flatpak run --command=bottles-cli com.usebottles.bottles run -b 'Office2007' -e '/home/eduardo/.var/app/com.usebottles.bottles/data/bottles/bottles/Office2007/drive_c/Program Files/Microsoft Office/Office12/WINWORD.EXE' $(printf '%s' "%F" | sed 's/\//-a z:\\\\/' | sed 's/\//\\\\/g')

… the first sed substitutes the first / in the path with -a z:\\ while the second sed replaces every other instance of / with \\
… also notice that if %F is empty (as when we click on the app itself and not on an associated file), the whole printf results in an empty string.

  1. Now all that’s left is to associate the program with the MIME file extension. In Kubuntu, I simply right-click on a Word document (.docx), choose “Open with” then “Other application”, find the application I just created, and mark the checkbox “Remeber application association for all files of type”.

  2. Done. From now on, whenever you double-click on a docx file anywhere in Linux, Word will open and load that file.

Let me know if you use this; I welcome any additional insights.


1 Like

Thanks Ebaldino for your useful post. I applied the solution - it’s working perfectly.
The only thing preventing me from achieving Bottles nirvana is the ability to open files containing spaces in their names or paths. Hope someone comes up with a solution soon.

it doesn’t work for me. I don’t know why. It only opens WINWORD.EXE but doesn’t actually opens the file.
Here’s my command.
flatpak run --command=bottles-cli com.usebottles.bottles run -b 'Office2007' -e '/var/home/USERNAME/.var/app/com.usebottles.bottles/data/bottles/bottles/Office2007/drive_c/Program Files (x86)/Microsoft Office/Office12/WINWORD.EXE' $(printf '%s' "%F" | sed 's/\//-a z:\\\\/' | sed 's/\//\\\\/g')

Note that I am using Fedora Silverblue. So my Home directory is in /var/home/USERNAME

Hi John,

Your syntaxe seems correct… so I can only imagine there’s something amiss with the file extension association. In KDE I have an option to Open With / Other Application that lets me pick the application to open that file type. There’s also an option to “Run in terminal” which will open a terminal window and input the command on the command prompt.
Actually, you might want to try to just copy the whole command and run it from the command prompt, it may point you to where the problem is…
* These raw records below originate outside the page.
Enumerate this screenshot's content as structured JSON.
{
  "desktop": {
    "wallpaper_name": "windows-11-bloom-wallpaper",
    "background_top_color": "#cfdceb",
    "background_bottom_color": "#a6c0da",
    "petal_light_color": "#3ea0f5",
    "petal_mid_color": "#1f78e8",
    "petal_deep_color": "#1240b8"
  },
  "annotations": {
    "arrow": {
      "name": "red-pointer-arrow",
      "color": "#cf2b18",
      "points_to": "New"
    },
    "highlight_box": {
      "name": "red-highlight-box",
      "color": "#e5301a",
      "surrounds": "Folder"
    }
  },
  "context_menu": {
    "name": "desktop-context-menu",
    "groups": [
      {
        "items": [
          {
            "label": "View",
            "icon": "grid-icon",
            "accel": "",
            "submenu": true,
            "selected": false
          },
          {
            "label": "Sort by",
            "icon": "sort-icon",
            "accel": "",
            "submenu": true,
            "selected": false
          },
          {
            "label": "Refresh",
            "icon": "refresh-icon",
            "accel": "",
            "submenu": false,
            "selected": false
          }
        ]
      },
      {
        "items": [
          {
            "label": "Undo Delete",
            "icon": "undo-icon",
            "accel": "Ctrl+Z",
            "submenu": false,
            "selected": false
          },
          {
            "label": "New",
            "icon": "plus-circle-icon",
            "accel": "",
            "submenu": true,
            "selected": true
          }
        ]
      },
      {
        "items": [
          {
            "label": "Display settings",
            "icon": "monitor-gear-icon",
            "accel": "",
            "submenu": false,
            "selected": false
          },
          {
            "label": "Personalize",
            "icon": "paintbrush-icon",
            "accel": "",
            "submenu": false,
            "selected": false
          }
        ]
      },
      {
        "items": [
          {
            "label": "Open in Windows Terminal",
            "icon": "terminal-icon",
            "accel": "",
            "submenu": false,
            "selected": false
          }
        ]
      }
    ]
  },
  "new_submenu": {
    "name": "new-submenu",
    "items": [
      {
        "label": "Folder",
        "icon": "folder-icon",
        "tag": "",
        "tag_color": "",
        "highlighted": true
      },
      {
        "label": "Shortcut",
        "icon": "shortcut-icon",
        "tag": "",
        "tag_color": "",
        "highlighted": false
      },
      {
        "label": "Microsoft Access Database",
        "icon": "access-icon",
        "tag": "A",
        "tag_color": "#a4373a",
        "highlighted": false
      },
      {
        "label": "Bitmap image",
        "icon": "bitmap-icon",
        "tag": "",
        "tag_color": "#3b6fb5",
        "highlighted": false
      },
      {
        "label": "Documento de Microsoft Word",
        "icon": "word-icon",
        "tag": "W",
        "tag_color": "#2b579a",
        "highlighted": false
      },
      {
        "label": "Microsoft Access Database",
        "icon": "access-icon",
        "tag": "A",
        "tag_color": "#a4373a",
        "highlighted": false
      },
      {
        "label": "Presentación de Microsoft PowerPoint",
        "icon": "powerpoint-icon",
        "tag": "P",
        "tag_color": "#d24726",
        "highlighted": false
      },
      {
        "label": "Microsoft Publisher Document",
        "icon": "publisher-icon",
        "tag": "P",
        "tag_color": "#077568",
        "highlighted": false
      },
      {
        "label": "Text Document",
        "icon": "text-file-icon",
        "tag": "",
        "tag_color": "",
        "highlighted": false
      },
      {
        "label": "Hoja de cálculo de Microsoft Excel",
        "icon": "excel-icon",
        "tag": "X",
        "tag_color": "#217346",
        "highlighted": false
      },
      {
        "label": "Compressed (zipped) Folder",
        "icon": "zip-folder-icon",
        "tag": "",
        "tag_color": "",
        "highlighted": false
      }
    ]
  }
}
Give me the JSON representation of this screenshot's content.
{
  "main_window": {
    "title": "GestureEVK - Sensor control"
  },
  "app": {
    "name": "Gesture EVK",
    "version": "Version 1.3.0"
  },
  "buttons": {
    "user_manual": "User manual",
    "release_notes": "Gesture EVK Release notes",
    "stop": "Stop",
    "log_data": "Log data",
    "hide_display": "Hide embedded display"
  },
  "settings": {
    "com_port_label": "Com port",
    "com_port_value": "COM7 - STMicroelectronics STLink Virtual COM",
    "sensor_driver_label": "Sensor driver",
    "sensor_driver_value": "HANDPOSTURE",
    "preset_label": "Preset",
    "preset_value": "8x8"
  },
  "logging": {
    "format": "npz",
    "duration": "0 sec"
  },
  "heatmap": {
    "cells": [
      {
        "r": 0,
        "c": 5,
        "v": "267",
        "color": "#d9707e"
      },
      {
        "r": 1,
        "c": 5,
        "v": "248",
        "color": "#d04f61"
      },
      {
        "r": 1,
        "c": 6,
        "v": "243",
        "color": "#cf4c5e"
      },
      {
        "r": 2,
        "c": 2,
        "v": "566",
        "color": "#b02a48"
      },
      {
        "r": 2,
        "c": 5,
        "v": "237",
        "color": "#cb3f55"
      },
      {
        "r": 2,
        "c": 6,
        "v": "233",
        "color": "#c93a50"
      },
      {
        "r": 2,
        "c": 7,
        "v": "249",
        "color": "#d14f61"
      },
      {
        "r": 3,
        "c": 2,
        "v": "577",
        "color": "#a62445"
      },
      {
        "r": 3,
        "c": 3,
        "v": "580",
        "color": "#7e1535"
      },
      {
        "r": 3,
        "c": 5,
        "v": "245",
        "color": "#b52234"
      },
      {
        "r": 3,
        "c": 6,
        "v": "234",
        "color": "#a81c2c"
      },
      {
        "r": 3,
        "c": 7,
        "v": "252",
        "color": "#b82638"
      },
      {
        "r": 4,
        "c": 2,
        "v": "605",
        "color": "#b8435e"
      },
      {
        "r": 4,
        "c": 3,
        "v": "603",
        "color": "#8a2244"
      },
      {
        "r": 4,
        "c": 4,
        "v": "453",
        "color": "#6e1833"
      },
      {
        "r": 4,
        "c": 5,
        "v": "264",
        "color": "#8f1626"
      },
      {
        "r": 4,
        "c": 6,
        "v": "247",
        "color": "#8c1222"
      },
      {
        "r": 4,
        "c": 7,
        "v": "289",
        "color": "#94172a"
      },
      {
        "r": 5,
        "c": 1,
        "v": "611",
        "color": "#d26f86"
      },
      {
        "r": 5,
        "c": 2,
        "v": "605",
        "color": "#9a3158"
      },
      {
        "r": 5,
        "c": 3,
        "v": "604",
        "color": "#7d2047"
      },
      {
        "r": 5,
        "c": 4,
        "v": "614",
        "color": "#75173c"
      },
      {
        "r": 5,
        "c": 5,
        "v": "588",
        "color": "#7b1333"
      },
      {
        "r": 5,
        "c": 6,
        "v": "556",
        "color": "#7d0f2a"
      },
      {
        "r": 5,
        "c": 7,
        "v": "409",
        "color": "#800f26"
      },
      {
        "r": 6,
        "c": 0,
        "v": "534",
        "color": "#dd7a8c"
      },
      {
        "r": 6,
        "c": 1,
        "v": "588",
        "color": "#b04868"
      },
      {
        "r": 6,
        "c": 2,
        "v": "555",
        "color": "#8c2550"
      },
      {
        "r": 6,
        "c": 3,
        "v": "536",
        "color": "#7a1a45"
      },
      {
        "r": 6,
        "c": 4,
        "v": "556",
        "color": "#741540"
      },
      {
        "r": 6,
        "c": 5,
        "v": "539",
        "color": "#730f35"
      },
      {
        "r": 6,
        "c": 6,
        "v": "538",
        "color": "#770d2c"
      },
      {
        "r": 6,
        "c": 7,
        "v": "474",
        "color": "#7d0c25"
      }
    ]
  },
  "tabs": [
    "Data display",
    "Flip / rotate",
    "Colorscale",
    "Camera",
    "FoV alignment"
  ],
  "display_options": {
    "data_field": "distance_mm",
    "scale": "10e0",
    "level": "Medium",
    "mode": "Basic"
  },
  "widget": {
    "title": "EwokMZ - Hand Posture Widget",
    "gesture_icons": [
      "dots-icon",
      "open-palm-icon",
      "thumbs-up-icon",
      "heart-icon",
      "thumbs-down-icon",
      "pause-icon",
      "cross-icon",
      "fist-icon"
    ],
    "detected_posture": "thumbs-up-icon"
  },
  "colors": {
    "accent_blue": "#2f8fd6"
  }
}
Additionally, I found a quick-and-dirty Word macro that retrieves the command used to open Word. To use this, open Word on a blank document, press Alt+F11, open the Normal/ThisDocument VB screen, paste the code below there, then put the cursor anywhere in the code and hit the “play” icon up on top. It should list the command that was used to open Word on the blank document.

Sub ReadCmdLine()
Dim pCmdLine As Long ’ Pointer to the string
Dim strCmdLine As String ’ Command line string
’ Get the pointer to the command line string
pCmdLine = GetCommandLineA
’ Fill the string with zeros
’ 300 characters for command line seems to be enough
strCmdLine = String$(300, vbNullChar)
’ Copy from the pointer to VBA-style string
lstrcpynA strCmdLine, pCmdLine, Len(strCmdLine)
’ At this point we got the string
’ But rest of it filled with 0 characters.
strCmdLine = Left(strCmdLine, InStr(1, strCmdLine, _
vbNullChar) - 1)
'Insert the string at current position
Selection.Text = strCmdLine
End Sub

Hope this helps.

Not to necro a thread, but is it possible to get the same thing working for URLs instead of files? I have a program running in Bottles that uses a browser to auth with an API, and then redirects to the program in bottle. I’ve done all the required XDG stuff, but instead of opening the URL with the current running instance of the program, Bottles attempts to launch a new instance.